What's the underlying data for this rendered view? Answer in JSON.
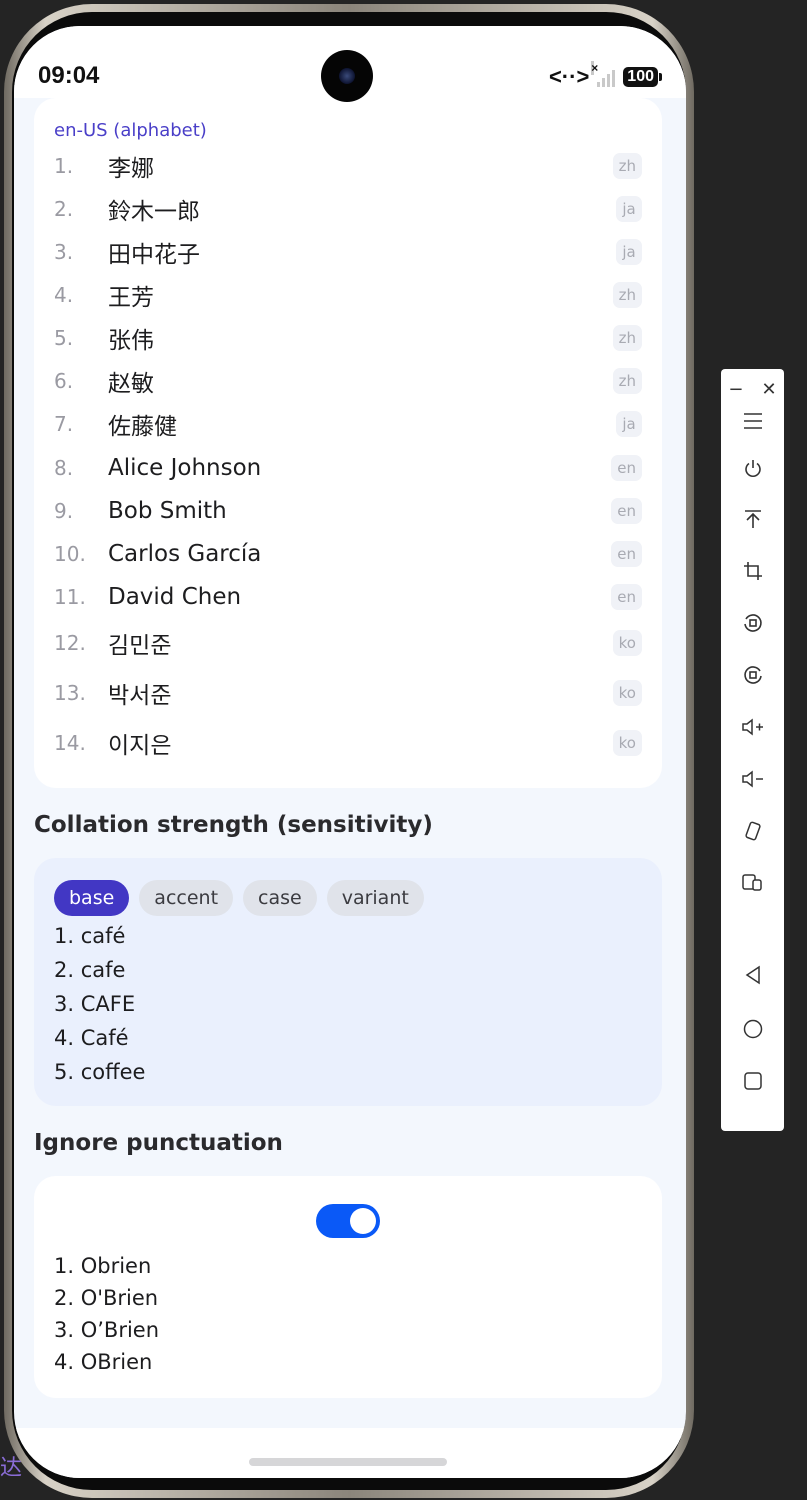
{
  "status_bar": {
    "time": "09:04",
    "battery": "100"
  },
  "sorted_list": {
    "caption": "en-US (alphabet)",
    "rows": [
      {
        "num": "1.",
        "name": "李娜",
        "lang": "zh"
      },
      {
        "num": "2.",
        "name": "鈴木一郎",
        "lang": "ja"
      },
      {
        "num": "3.",
        "name": "田中花子",
        "lang": "ja"
      },
      {
        "num": "4.",
        "name": "王芳",
        "lang": "zh"
      },
      {
        "num": "5.",
        "name": "张伟",
        "lang": "zh"
      },
      {
        "num": "6.",
        "name": "赵敏",
        "lang": "zh"
      },
      {
        "num": "7.",
        "name": "佐藤健",
        "lang": "ja"
      },
      {
        "num": "8.",
        "name": "Alice Johnson",
        "lang": "en"
      },
      {
        "num": "9.",
        "name": "Bob Smith",
        "lang": "en"
      },
      {
        "num": "10.",
        "name": "Carlos García",
        "lang": "en"
      },
      {
        "num": "11.",
        "name": "David Chen",
        "lang": "en"
      },
      {
        "num": "12.",
        "name": "김민준",
        "lang": "ko"
      },
      {
        "num": "13.",
        "name": "박서준",
        "lang": "ko"
      },
      {
        "num": "14.",
        "name": "이지은",
        "lang": "ko"
      }
    ]
  },
  "strength": {
    "heading": "Collation strength (sensitivity)",
    "chips": [
      "base",
      "accent",
      "case",
      "variant"
    ],
    "active_chip": "base",
    "results": [
      "1. café",
      "2. cafe",
      "3. CAFE",
      "4. Café",
      "5. coffee"
    ]
  },
  "punctuation": {
    "heading": "Ignore punctuation",
    "toggle_on": true,
    "results": [
      "1. Obrien",
      "2. O'Brien",
      "3. O’Brien",
      "4. OBrien"
    ]
  },
  "corner_glyph": "达",
  "toolbar": {
    "icons": [
      "minimize-icon",
      "close-icon",
      "menu-icon",
      "power-icon",
      "pin-top-icon",
      "crop-icon",
      "rotate-left-icon",
      "rotate-right-icon",
      "volume-up-icon",
      "volume-down-icon",
      "shake-icon",
      "multi-device-icon",
      "back-icon",
      "home-icon",
      "recents-icon"
    ]
  }
}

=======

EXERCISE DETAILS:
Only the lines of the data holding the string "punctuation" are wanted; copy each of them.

OUTPUT:
  "punctuation": {
    "heading": "Ignore punctuation",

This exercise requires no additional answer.